* **EXERCISE**
Write out every record below exactly as it appears.

Stored entries
[Start of section]

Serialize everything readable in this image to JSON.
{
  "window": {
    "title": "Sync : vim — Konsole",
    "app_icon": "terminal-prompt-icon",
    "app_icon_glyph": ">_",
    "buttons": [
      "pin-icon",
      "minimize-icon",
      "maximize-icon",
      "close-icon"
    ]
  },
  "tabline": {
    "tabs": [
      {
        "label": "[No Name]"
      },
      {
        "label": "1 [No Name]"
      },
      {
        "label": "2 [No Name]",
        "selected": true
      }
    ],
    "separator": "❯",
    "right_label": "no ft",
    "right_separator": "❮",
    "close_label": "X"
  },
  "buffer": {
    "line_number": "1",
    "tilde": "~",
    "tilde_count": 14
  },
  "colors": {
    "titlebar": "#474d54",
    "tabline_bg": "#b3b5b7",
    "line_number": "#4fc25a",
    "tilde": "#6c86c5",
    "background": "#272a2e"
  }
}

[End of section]

* **OUTPUT OF THE EXERCISE**
Serialize everything readable in this image to JSON.
{
  "window": {
    "title": "Sync : vim — Konsole",
    "app_icon": "terminal-prompt-icon",
    "app_icon_glyph": ">_",
    "buttons": [
      "pin-icon",
      "minimize-icon",
      "maximize-icon",
      "close-icon"
    ]
  },
  "tabline": {
    "tabs": [
      {
        "label": "[No Name]"
      },
      {
        "label": "1 [No Name]"
      },
      {
        "label": "2 [No Name]",
        "selected": true
      }
    ],
    "separator": "❯",
    "right_label": "no ft",
    "right_separator": "❮",
    "close_label": "X"
  },
  "buffer": {
    "line_number": "1",
    "tilde": "~",
    "tilde_count": 14
  },
  "colors": {
    "titlebar": "#474d54",
    "tabline_bg": "#b3b5b7",
    "line_number": "#4fc25a",
    "tilde": "#6c86c5",
    "background": "#272a2e"
  }
}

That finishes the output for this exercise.